Up to 75 million tourism-related jobs and half of Europe’s airlines are at immediate risk according to latest analysis of the damage being wreaked on business by the spread of the Covid-19 virus.
Industry representative group the World Travel and Tourism Council (WTTC) said, on average, one million jobs are being lost every day in the tourism sector due to the spread of the pandemic.
Its forecast of 75 million jobs at risk, globally, marks a 50% increase in less than two weeks.
The WTTC said the damage to the tourism sector represents an estimated $2.1 trillion loss for the global economy this year.
While the Asia-Pacific region accounts for nearly 50 million of those jobs – and China, alone, around 26 million - things here are drastic too.
An estimated 150,000 tourism jobs have been lost in Ireland to the virus, with the Irish Tourism Industry Confederation this week warning that figure could rise to 200,000 in the near-term.
Ireland’s largest hotel operator, Dalata – which owns the Clayton and Maldron chains - now expects a 16% year-on-year fall in first quarter revenues.
The group said travel and social restrictions have “severely impacted” its business over the last two weeks and it expects that trend to continue.

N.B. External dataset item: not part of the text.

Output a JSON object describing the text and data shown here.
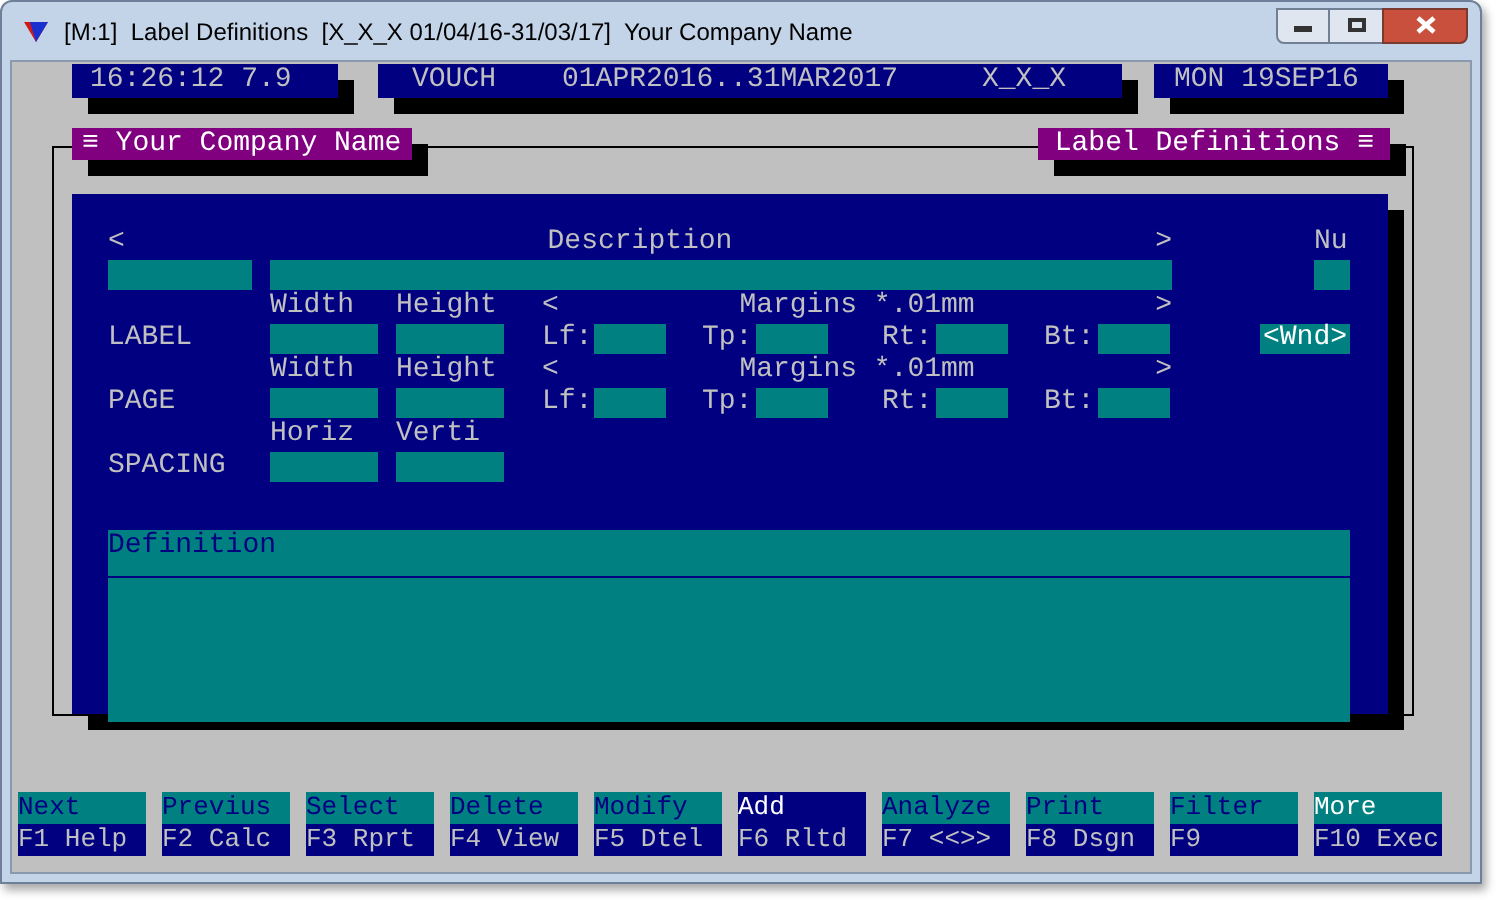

Dalata has shelved dividend payments to shareholders and is cutting executive pay. It is also temporarily closing several of its hotels across Ireland and the UK and reducing operating capacity at remaining ones.
“This is an unprecedented situation and we are working hard to mitigate the implications for our business,” said chief executive Pat McCann.
“Our primary focus is on protecting our people, protecting our business and protecting our cash,” he said.
Meanwhile, Davy aviation analyst Stephen Furlong has estimated that half of Europe’s 120 or so airlines could cease to exist – either by being bought, going bust, or being broken up - after the virus runs its course.
He said Aer Lingus owner IAG and Ryanair look the most secure, but all the strong European airlines should recover.
However, all will suffer some level of pain through further fixed cost reductions while long haul routes may recover more slowly than short haul.
“We continue to believe that the European market will follow the US model of consolidation. The current crisis will hasten this,” Mr Furlong said.